Lessons Learned from a 7x "Failed" Entrepreneur
Over the past year, I’ve had a chance to interview some incredible entrepreneurs on The EnTRUEpreneurship Podcast. Each of these individuals have founded multimillion dollar businesses and have been willing to share their trials and tribulations behind their success.
I met up with one of my guests a couple weeks ago at their headquarters in Manor, TX (just half an hour outside of Austin). It’s a company called Falcon Structures. The company specializes in taking large shipping containers and converting them into usable assets like living rooms, offices, storage facilities, industrial enclosures, etc.
Stephen Shang is the Founder and CEO of Falcon Structures, which he started almost 16 years ago. What makes Stephen unique is that the first 7 companies he helped launch….all failed. It wasn’t until startup #8, Falcon Structures, that the concept finally took off. Now the company does more than $8MM in revenue has been featured on the Inc 5000 list for 5 years.

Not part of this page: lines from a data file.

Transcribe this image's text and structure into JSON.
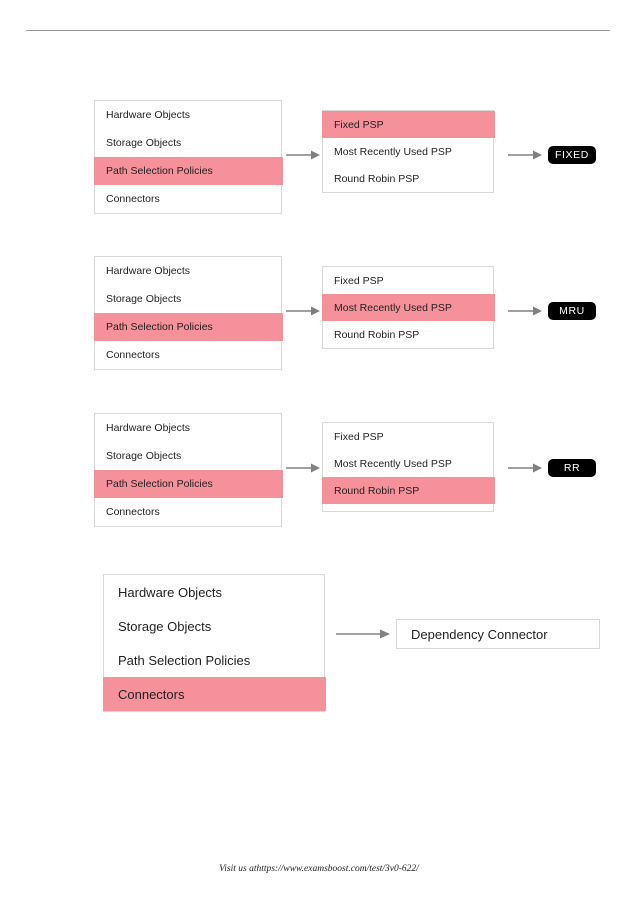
{
  "page": {
    "footer_text": "Visit us athttps://www.examsboost.com/test/3v0-622/"
  },
  "colors": {
    "highlight": "#f4919b",
    "badge_bg": "#000000",
    "badge_text": "#ffffff",
    "border": "#d8d8d8",
    "arrow": "#808080",
    "rule": "#9b9b9b"
  },
  "rows": [
    {
      "menu": {
        "items": [
          {
            "label": "Hardware Objects",
            "highlighted": false
          },
          {
            "label": "Storage Objects",
            "highlighted": false
          },
          {
            "label": "Path Selection Policies",
            "highlighted": true
          },
          {
            "label": "Connectors",
            "highlighted": false
          }
        ]
      },
      "psp": {
        "items": [
          {
            "label": "Fixed PSP",
            "highlighted": true
          },
          {
            "label": "Most Recently Used PSP",
            "highlighted": false
          },
          {
            "label": "Round Robin PSP",
            "highlighted": false
          }
        ]
      },
      "badge": {
        "label": "FIXED"
      }
    },
    {
      "menu": {
        "items": [
          {
            "label": "Hardware Objects",
            "highlighted": false
          },
          {
            "label": "Storage Objects",
            "highlighted": false
          },
          {
            "label": "Path Selection Policies",
            "highlighted": true
          },
          {
            "label": "Connectors",
            "highlighted": false
          }
        ]
      },
      "psp": {
        "items": [
          {
            "label": "Fixed PSP",
            "highlighted": false
          },
          {
            "label": "Most Recently Used PSP",
            "highlighted": true
          },
          {
            "label": "Round Robin PSP",
            "highlighted": false
          }
        ]
      },
      "badge": {
        "label": "MRU"
      }
    },
    {
      "menu": {
        "items": [
          {
            "label": "Hardware Objects",
            "highlighted": false
          },
          {
            "label": "Storage Objects",
            "highlighted": false
          },
          {
            "label": "Path Selection Policies",
            "highlighted": true
          },
          {
            "label": "Connectors",
            "highlighted": false
          }
        ]
      },
      "psp": {
        "items": [
          {
            "label": "Fixed PSP",
            "highlighted": false
          },
          {
            "label": "Most Recently Used PSP",
            "highlighted": false
          },
          {
            "label": "Round Robin PSP",
            "highlighted": true
          }
        ]
      },
      "badge": {
        "label": "RR"
      }
    }
  ],
  "bottom": {
    "menu": {
      "items": [
        {
          "label": "Hardware Objects",
          "highlighted": false
        },
        {
          "label": "Storage Objects",
          "highlighted": false
        },
        {
          "label": "Path Selection Policies",
          "highlighted": false
        },
        {
          "label": "Connectors",
          "highlighted": true
        }
      ]
    },
    "target": {
      "label": "Dependency Connector"
    }
  }
}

I’ve always enjoyed chatting with my guests and learning about their journeys. It’s been pivotal in helping me carve out my own business playbook while also providing direction on how to best lead Zilker Media. Stephen’s interview did not disappoint. Because of his past “failures”, there was a tremendous amount of wisdom he brought to the table. So here were my top five takeaways from my interview with Stephen Shang:

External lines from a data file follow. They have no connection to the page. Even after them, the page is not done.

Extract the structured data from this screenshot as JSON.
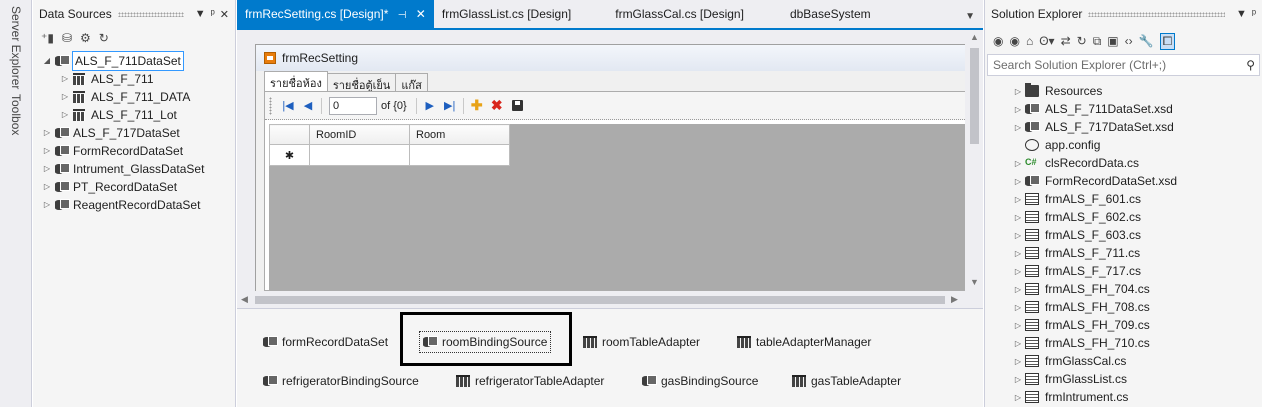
{
  "side_tabs": [
    "Server Explorer",
    "Toolbox"
  ],
  "data_sources": {
    "title": "Data Sources",
    "header_buttons": [
      "▼",
      "ᵖ",
      "✕"
    ],
    "toolbar_icons": [
      "add-data-source-icon",
      "edit-dataset-icon",
      "configure-icon",
      "refresh-icon"
    ],
    "tree": [
      {
        "label": "ALS_F_711DataSet",
        "expanded": true
      },
      {
        "label": "ALS_F_711"
      },
      {
        "label": "ALS_F_711_DATA"
      },
      {
        "label": "ALS_F_711_Lot"
      },
      {
        "label": "ALS_F_717DataSet"
      },
      {
        "label": "FormRecordDataSet"
      },
      {
        "label": "Intrument_GlassDataSet"
      },
      {
        "label": "PT_RecordDataSet"
      },
      {
        "label": "ReagentRecordDataSet"
      }
    ]
  },
  "doc_tabs": [
    {
      "label": "frmRecSetting.cs [Design]*",
      "active": true
    },
    {
      "label": "frmGlassList.cs [Design]"
    },
    {
      "label": "frmGlassCal.cs [Design]"
    },
    {
      "label": "dbBaseSystem"
    }
  ],
  "form": {
    "title": "frmRecSetting",
    "tabs": [
      "รายชื่อห้อง",
      "รายชื่อตู้เย็น",
      "แก๊ส"
    ],
    "navigator": {
      "position": "0",
      "count": "of {0}"
    },
    "grid": {
      "columns": [
        "RoomID",
        "Room"
      ],
      "new_row_marker": "✱"
    }
  },
  "tray": {
    "components": [
      {
        "label": "formRecordDataSet",
        "kind": "dataset"
      },
      {
        "label": "roomBindingSource",
        "kind": "binding",
        "selected": true
      },
      {
        "label": "roomTableAdapter",
        "kind": "adapter"
      },
      {
        "label": "tableAdapterManager",
        "kind": "adapter"
      },
      {
        "label": "refrigeratorBindingSource",
        "kind": "binding"
      },
      {
        "label": "refrigeratorTableAdapter",
        "kind": "adapter"
      },
      {
        "label": "gasBindingSource",
        "kind": "binding"
      },
      {
        "label": "gasTableAdapter",
        "kind": "adapter"
      }
    ]
  },
  "solution_explorer": {
    "title": "Solution Explorer",
    "search_placeholder": "Search Solution Explorer (Ctrl+;)",
    "items": [
      {
        "label": "Resources",
        "icon": "folder"
      },
      {
        "label": "ALS_F_711DataSet.xsd",
        "icon": "dataset"
      },
      {
        "label": "ALS_F_717DataSet.xsd",
        "icon": "dataset"
      },
      {
        "label": "app.config",
        "icon": "config"
      },
      {
        "label": "clsRecordData.cs",
        "icon": "csharp"
      },
      {
        "label": "FormRecordDataSet.xsd",
        "icon": "dataset"
      },
      {
        "label": "frmALS_F_601.cs",
        "icon": "form"
      },
      {
        "label": "frmALS_F_602.cs",
        "icon": "form"
      },
      {
        "label": "frmALS_F_603.cs",
        "icon": "form"
      },
      {
        "label": "frmALS_F_711.cs",
        "icon": "form"
      },
      {
        "label": "frmALS_F_717.cs",
        "icon": "form"
      },
      {
        "label": "frmALS_FH_704.cs",
        "icon": "form"
      },
      {
        "label": "frmALS_FH_708.cs",
        "icon": "form"
      },
      {
        "label": "frmALS_FH_709.cs",
        "icon": "form"
      },
      {
        "label": "frmALS_FH_710.cs",
        "icon": "form"
      },
      {
        "label": "frmGlassCal.cs",
        "icon": "form"
      },
      {
        "label": "frmGlassList.cs",
        "icon": "form"
      },
      {
        "label": "frmIntrument.cs",
        "icon": "form"
      }
    ]
  },
  "colors": {
    "accent": "#007ACC",
    "panel": "#F5F5F5",
    "grid_bg": "#ABABAB"
  }
}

Fight suffering with suffering
Business is difficult, and hard times are inevitable. Sometimes the best way to to overcome suffering is by implicitly inducing greater suffering in a different regard. Stephen got over the pain of his first failed startup by climbing the many steps of Machu Picchu. The physical pain was just the prescription needed to help take his mind off his recently failed company. Perspective is key.
Your net worth has nothing to do with your self worth
At the end of the day, money is an inanimate, neutral, object. Steve Forbes calls it a tool for measurement (similar to an ounce or a meter). Inherently, it is neither good nor bad. Yet, so many people turn it into an obsession or an identity, and this can be a dangerous. Stephen says that when your net worth increases faster than your self-worth, then, inevitably, the two will converge, and the net worth will end up collapsing on itself. Remember: your net worth has nothing to do with your self-worth.
You don’t always need to swing for the fences
Stephen’s entrepreneurial journey is plagued with failed ventures. Each time he’s swung big and gone for home run exits. As is the case with most investments, greater returns necessitates greater risk. But sometimes an entrepreneur doesn’t need to swing for the fences, they just need to look to get on base. At the end of the day, base hits still score runs.
Recessions = opportunity
Most people would consider a recession to be a bad thing. But Stephen would argue that constraints catalyze creativity. When your back’s against the wall the only direction to move is forward. When the 2008 economic downturn happened, Stephen had the choice to either make layoffs, or what he would consider a “lay-on”, essentially pivot the company to new opportunity; and that’s exactly what he did. Instead of sticking with renting out used shipping containers, they began converting them into livable assets, like training facilities for the military. It was this novel idea forced by the recession that allowed for explosive growth over the next couple of years.
Define your own level of success
Stephen’s advice to himself is to define his own level of success. Instead of spending time chasing after other people’s expectations, know who you are and who you want to be — then strive after it. As Oscar Wilde would say, “Be Yourself. Everyone else is already taken.”
I want to thank Stephen and his team at Falcon Structures for their incredible work with shipping containers but also the positive impact they’re leaving on the community and those around them. As one of our core values, Good Vibes are always welcome, and Stephen is full of them. If you’re interested in listening to the full interview with Stephen and hearing his journey behind each of his startup “failures”, you can find the full interview on The EnTRUEpreneurship website or on iTunes.